Then it sends a series of emails to get them thinking about the webinar, and to encourage them to register. If they sign up, they right away hit the “Goal” toward the end of the webinar, and the automation ends. If they do not sign up, they get contributed to an automation promoting a rebroadcast of the webinar. .

This enables me to customize my messaging, in other automations, based upon the contact’s engagement with the webinar. Here’s the WebinarJam combination panel: I can include tags based upon whether the contact signed up, attended, missed out on, or based upon for how long they stayed in the webinar. These tags can then set off automations within ActiveCampaign.

It costs me money, and it makes it more likely that my e-mails go to spam or Gmail’s promos tab. People who do not open my emails make it harder for other emails to get to individuals who truly want them! The “Pro” plan of ActiveCampaign has lead scoring developed in.

Here’s an automation I obtained from ActiveCampaign’s library of automations, which I use to tell which contacts aren’t engaging with my emails. When a contact subscribes, this automation adds a “0 days” tag. As time passes, it includes brand-new tags for 7 days, one month, 60 days, etc Each time they open an email, a different automation eliminates them from this automation, gets rid of all of those tags, and begins this automation over once again.

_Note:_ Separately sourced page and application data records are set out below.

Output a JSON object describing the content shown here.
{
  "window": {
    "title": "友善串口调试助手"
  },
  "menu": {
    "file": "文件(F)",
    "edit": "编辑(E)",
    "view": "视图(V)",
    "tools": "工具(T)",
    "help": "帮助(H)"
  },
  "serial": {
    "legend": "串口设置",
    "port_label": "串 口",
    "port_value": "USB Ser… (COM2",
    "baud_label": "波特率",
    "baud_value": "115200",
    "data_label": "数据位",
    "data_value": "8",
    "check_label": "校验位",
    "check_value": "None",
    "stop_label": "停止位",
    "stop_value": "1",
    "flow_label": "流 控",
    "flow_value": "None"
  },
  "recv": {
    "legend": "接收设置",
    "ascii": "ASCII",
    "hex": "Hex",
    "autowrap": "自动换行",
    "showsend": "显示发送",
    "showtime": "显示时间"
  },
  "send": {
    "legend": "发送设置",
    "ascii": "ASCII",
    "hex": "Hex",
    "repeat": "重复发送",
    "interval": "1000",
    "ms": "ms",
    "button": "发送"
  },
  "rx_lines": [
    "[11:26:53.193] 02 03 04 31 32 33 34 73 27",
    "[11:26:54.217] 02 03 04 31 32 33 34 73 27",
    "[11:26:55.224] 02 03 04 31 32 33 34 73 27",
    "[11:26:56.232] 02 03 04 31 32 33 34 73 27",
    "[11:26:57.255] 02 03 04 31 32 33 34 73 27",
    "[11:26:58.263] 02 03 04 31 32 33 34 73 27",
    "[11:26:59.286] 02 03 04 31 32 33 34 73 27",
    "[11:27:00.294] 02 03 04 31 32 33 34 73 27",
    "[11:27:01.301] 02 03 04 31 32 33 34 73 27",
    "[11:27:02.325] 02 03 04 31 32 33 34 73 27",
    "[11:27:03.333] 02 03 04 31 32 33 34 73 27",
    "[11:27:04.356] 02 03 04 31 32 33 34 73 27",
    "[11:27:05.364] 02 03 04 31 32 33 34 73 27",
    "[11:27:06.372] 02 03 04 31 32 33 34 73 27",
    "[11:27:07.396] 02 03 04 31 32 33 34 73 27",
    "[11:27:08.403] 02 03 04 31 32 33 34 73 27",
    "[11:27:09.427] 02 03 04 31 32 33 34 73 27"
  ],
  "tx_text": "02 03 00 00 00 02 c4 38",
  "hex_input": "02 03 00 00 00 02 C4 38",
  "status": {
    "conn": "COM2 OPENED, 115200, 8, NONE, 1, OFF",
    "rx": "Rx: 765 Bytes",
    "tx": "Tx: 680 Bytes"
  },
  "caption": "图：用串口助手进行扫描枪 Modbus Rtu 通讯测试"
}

This automation can be frustrating at initially, and this is among those cases where I wish ActiveCampaign had a more out-of-the-box solution. But, since you can do anything with ActiveCampaign, sometimes you have to build things from scratch. ActiveCampaign has a choice to delete inactive customers, which I don’t advise.

Some customers do not have actually tracking turned on, so their opens aren’t taped. Others still wish to be subscribed however have actually been hectic. Here’s my reactivation series: I send one email asking if they still desire to be subscribed, and briefly describing why I keep my e-mail list clean. In one week, I send them another e-mail (if they already clicked the confirmation link in the previous email, they’ve currently been removed from the automation utilizing a separate automation) – .

The automation then unsubscribes them. My emails also have a link to a form where they can enter their e-mail address to let me understand that they don’t have tracking enabled. This form adds a tag that I utilize to filter those contacts out. . I used to include this tag when they clicked on a link, however when people don’t have tracking on, it makes those links not work so reliably! I only send a basic “do you still want my e-mails?” confirmation.